If the thought of not washing your jeans for a year irritates your inner germaphobe, Levi’s has several lines of sustainable clothing that consumers can feel good about purchasing.
Levi Strauss launched its Waste<Less line last year as part of a commitment to leaving a net positive legacy. By re-using polyethylene terephthalate (PET) materials like brown beer bottles, green soda bottles, clear water bottles and black food trays, Levi’s is making fabrics with at least 20 percent waste, equal to an average of eight recycled bottles.
Add to that treatments in the denim-finishing process that reduce up to 96 percent of water required for some styles and Levi’s has produced more than 50 million Water<Less garments with a savings of around 154 million gallons of water.
In keeping with Levi’s sustainability ethos, Levi’s Stadium, the new home of the San Francisco 49ers, is the first newly constructed LEED Gold-certified NFL venue, making the stadium net-zero to the electric grid on gamedays.

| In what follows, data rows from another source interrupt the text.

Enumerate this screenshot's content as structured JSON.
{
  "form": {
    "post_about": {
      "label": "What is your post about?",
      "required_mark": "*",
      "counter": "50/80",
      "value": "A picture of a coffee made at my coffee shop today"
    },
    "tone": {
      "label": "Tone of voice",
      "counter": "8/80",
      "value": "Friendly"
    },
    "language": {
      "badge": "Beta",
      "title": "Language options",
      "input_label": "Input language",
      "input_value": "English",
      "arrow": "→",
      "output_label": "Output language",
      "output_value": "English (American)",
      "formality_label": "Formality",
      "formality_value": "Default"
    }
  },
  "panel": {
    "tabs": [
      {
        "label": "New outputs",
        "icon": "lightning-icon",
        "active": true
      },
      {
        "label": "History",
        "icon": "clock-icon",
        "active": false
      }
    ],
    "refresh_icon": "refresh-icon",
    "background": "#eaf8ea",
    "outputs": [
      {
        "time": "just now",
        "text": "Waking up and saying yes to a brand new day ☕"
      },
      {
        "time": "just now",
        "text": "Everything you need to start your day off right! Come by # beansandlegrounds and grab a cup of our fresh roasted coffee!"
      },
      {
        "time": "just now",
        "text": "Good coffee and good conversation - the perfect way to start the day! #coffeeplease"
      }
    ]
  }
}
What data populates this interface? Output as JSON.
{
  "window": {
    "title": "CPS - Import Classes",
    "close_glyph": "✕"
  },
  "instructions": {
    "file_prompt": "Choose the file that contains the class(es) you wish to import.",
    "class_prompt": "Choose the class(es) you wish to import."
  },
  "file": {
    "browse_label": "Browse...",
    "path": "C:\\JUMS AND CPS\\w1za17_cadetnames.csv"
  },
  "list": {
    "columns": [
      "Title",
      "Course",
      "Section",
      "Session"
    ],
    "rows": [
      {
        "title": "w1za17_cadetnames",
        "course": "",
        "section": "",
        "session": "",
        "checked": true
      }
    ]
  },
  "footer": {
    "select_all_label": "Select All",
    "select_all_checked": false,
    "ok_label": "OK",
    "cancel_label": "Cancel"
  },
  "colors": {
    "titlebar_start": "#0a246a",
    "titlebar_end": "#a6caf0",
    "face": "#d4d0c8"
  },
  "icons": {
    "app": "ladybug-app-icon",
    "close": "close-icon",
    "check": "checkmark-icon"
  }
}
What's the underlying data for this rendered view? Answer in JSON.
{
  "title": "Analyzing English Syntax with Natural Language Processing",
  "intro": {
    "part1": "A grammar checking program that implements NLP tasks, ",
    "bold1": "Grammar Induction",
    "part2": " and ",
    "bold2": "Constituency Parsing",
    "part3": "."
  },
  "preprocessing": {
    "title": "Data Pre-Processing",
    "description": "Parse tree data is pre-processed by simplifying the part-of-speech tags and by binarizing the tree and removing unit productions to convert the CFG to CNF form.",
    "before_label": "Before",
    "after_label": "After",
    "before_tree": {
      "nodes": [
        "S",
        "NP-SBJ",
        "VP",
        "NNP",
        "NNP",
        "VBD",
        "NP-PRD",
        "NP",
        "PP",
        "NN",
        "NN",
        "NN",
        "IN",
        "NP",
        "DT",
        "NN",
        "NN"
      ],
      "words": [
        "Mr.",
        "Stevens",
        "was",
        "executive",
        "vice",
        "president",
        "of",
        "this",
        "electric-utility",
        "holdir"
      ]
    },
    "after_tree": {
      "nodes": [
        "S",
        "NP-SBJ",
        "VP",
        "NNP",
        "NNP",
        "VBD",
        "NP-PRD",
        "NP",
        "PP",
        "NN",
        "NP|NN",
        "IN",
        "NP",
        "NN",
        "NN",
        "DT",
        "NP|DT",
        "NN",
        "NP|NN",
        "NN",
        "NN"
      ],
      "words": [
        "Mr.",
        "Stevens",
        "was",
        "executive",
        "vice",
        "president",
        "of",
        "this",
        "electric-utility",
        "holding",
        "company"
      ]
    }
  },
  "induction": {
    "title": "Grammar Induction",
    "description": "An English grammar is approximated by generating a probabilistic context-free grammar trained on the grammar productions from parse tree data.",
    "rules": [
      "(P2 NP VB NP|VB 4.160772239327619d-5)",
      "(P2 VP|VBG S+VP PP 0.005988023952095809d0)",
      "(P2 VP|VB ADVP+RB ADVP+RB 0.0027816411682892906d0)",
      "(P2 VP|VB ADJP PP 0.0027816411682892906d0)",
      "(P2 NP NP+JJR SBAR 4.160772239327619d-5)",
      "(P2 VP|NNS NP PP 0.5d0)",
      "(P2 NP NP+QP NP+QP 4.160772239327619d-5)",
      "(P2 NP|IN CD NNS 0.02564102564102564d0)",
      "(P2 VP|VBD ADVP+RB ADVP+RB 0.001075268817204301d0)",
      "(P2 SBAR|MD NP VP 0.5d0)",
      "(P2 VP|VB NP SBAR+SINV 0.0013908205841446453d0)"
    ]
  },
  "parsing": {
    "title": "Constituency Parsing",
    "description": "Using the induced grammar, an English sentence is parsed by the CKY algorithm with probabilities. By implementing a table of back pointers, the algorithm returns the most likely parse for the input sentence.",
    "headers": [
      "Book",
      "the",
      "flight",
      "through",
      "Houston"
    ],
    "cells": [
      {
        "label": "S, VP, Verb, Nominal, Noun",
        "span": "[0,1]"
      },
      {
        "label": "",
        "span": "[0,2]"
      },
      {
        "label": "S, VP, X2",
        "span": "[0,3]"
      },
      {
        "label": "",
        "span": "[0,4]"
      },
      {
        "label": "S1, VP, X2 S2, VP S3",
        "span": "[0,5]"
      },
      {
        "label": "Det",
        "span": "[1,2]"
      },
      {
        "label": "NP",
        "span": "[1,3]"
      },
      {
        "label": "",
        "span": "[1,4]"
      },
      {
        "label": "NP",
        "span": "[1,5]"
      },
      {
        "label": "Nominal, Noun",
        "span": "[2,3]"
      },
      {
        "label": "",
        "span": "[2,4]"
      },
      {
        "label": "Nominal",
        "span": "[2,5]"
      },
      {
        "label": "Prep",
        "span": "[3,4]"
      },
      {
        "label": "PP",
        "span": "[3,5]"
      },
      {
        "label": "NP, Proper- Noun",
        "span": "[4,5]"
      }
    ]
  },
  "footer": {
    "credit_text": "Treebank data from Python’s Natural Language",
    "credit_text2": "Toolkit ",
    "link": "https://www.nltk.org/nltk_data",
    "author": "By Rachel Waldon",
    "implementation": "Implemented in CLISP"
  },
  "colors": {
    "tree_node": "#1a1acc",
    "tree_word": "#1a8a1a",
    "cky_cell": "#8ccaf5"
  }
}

“It’s a mandate for the area,” said 49ers team president Paraage Marathe. “Everywhere you go, up and down Silicon Valley and the Bay Area, you’ll see there’s a commitment to the environment. We either have no stadium, or we have a stadium the way it is currently constructed, one that is environmentally conscious. We’re in a position to be leaders and be advocating for the mission that’s important to a lot of teams and the league.”